Raw data:
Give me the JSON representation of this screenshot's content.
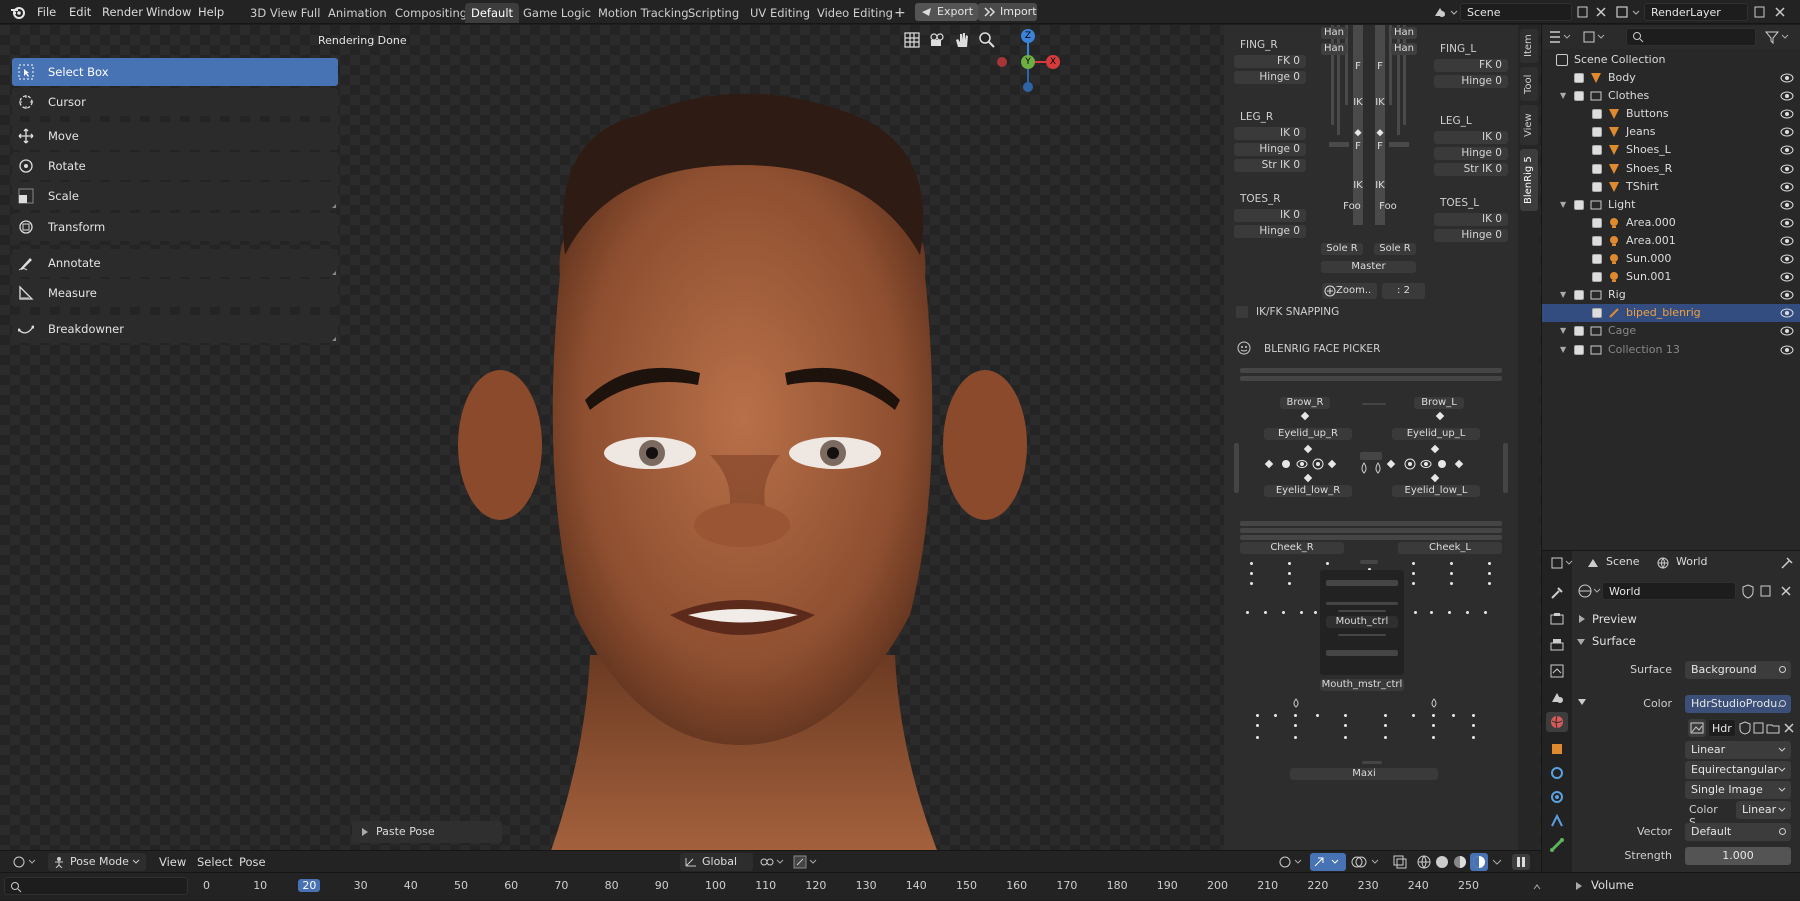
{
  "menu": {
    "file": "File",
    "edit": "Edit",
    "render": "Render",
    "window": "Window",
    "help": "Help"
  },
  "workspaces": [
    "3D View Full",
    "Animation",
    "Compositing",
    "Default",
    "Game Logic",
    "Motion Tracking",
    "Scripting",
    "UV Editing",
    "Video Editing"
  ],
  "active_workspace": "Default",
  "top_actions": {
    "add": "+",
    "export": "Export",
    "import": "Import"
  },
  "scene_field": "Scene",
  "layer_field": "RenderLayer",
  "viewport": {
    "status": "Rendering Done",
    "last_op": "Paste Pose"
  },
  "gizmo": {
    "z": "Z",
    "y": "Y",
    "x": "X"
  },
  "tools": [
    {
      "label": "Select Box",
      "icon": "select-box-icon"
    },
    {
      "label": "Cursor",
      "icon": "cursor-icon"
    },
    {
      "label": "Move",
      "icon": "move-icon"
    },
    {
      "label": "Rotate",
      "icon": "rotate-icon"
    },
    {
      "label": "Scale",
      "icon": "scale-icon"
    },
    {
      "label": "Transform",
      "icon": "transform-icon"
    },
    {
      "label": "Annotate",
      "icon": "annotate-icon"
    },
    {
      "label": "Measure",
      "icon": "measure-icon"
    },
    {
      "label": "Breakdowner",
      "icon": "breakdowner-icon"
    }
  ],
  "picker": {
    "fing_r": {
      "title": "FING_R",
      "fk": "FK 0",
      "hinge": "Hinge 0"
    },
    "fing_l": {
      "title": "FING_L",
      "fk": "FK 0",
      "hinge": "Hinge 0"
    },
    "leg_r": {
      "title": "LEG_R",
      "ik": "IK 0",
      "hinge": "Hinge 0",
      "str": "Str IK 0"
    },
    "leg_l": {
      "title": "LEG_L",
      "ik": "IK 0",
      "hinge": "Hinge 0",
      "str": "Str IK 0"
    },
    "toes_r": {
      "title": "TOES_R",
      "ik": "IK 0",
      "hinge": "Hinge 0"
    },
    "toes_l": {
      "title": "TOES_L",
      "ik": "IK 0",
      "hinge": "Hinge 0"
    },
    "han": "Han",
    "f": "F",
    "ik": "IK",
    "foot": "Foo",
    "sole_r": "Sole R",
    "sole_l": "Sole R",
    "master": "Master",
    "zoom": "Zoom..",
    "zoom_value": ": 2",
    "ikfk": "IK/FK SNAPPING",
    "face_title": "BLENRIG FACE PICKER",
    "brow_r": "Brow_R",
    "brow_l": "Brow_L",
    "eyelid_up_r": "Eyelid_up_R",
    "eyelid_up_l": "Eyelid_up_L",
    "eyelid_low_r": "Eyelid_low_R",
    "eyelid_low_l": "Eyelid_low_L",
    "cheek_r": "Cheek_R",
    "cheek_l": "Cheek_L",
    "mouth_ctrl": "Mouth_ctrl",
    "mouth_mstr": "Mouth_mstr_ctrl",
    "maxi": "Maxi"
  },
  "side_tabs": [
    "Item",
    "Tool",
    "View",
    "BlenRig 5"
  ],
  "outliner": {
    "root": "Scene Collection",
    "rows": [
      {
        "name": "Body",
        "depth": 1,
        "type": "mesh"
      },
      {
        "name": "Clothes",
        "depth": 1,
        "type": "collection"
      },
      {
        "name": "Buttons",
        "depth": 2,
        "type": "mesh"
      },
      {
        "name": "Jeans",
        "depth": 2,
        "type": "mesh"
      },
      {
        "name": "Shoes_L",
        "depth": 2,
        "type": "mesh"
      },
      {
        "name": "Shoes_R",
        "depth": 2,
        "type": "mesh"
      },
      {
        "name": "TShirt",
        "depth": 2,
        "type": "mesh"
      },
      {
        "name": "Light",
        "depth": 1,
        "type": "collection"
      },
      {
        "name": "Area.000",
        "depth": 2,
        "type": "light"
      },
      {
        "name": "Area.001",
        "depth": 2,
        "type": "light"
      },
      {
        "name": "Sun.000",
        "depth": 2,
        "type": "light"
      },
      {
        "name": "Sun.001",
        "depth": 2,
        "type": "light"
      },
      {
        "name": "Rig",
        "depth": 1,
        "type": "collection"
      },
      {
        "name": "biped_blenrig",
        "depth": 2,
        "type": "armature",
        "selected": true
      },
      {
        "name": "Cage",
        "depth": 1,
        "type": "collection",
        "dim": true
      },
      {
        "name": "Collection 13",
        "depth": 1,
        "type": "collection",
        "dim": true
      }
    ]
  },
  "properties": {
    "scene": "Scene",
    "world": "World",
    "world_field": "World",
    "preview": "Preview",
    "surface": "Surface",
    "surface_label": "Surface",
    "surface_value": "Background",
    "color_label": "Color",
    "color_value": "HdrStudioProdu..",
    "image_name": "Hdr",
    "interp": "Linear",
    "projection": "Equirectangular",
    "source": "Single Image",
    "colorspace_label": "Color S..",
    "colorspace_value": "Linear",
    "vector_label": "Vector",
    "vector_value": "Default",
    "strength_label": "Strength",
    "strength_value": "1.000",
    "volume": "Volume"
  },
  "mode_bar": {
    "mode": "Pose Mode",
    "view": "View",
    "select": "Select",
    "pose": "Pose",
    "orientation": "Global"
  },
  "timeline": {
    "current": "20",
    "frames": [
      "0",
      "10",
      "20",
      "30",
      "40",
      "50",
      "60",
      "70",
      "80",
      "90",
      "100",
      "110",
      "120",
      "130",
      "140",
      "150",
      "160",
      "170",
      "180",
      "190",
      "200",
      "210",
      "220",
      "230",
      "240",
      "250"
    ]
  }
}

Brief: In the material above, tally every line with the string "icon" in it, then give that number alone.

Written response: 9